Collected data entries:
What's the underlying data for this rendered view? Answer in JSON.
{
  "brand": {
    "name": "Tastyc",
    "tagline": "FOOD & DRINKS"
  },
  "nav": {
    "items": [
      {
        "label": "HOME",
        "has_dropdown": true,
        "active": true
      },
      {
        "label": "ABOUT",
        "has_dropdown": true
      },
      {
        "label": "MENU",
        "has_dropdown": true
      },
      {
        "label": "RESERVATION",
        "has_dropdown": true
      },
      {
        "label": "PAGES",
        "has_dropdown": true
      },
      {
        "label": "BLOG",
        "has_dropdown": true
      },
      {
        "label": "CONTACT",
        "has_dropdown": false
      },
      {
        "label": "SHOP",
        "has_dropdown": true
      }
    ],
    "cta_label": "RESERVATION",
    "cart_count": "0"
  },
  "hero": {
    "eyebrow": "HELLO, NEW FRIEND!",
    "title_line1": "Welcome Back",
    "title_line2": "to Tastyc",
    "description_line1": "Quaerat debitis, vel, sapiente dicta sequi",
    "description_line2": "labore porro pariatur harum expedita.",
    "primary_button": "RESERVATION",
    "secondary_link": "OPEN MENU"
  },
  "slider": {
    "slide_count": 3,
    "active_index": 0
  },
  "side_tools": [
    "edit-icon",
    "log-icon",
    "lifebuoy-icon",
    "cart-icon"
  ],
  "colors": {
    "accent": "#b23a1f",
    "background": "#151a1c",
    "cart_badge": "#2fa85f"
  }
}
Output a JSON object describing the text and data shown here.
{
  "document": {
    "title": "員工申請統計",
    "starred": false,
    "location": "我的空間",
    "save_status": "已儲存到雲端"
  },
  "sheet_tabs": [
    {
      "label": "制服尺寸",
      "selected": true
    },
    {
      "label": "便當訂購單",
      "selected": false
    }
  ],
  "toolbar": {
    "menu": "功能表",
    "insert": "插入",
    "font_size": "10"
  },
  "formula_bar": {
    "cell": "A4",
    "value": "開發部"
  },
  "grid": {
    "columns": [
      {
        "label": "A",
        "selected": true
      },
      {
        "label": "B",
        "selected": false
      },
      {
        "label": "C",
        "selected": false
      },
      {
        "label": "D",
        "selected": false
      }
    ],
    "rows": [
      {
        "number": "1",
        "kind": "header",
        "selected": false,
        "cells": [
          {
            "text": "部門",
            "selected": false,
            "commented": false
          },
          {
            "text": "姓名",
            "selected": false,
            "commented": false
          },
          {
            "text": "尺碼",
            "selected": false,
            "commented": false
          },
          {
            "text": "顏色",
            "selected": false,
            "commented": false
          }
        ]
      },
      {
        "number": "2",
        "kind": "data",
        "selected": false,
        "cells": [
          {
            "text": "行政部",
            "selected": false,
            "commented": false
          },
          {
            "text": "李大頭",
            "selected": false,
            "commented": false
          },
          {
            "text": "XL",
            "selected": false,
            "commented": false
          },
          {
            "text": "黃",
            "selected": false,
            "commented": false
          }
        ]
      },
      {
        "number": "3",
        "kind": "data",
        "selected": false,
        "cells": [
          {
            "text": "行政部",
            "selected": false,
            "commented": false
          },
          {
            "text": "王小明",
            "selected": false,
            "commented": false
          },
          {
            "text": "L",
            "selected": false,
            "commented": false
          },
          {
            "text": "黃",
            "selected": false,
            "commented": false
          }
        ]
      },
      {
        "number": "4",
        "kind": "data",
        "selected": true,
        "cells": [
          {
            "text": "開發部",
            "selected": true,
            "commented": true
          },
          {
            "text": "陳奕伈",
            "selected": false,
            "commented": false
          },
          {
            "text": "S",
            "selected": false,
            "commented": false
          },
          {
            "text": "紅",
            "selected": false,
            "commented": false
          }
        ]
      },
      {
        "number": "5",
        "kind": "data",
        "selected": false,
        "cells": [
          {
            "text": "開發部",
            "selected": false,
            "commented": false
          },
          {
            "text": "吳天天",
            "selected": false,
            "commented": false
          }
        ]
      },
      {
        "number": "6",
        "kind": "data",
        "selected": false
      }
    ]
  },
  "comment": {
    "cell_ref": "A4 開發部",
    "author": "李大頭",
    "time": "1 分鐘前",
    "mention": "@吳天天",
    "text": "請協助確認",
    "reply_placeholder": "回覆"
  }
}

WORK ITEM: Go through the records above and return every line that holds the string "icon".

RESPONSE BOX:
    "edit-icon",
    "log-icon",
    "lifebuoy-icon",
    "cart-icon"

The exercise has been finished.